▸ Task to carry out:
From the data, copy out every line in which the word "price" appears.

▸ Dataset records:
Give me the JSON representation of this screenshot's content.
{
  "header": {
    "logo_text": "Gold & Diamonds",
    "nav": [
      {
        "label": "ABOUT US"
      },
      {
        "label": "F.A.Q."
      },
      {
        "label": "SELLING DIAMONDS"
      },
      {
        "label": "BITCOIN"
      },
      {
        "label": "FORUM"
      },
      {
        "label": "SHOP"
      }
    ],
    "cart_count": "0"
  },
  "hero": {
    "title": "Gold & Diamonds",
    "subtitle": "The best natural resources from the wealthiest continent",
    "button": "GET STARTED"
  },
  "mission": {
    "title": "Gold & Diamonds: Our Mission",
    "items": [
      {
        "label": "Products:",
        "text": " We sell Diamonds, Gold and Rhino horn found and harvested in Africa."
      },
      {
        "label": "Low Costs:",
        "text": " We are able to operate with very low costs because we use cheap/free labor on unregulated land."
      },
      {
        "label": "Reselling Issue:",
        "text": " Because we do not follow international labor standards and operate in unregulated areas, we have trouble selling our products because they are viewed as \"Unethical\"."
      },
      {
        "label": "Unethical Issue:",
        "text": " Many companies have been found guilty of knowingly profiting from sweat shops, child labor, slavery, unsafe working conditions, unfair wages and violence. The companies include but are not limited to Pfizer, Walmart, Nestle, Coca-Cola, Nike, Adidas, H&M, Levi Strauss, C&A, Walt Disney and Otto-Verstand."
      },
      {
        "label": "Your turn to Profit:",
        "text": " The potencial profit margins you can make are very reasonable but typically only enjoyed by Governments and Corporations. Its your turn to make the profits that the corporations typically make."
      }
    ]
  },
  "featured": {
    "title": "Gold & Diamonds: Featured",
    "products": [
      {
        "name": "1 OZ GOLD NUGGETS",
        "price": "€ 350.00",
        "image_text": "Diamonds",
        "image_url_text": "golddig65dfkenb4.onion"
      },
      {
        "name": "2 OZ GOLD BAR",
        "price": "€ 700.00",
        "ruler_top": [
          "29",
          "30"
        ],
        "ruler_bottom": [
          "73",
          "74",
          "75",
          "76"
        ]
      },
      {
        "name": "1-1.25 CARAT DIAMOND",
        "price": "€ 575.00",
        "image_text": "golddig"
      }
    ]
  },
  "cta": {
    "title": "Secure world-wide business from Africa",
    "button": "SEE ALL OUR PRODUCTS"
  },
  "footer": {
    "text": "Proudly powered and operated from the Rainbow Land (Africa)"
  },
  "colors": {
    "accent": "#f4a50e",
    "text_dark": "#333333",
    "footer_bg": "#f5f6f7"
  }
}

▸ Completed exercise:
        "price": "€ 350.00",
        "price": "€ 700.00",
        "price": "€ 575.00",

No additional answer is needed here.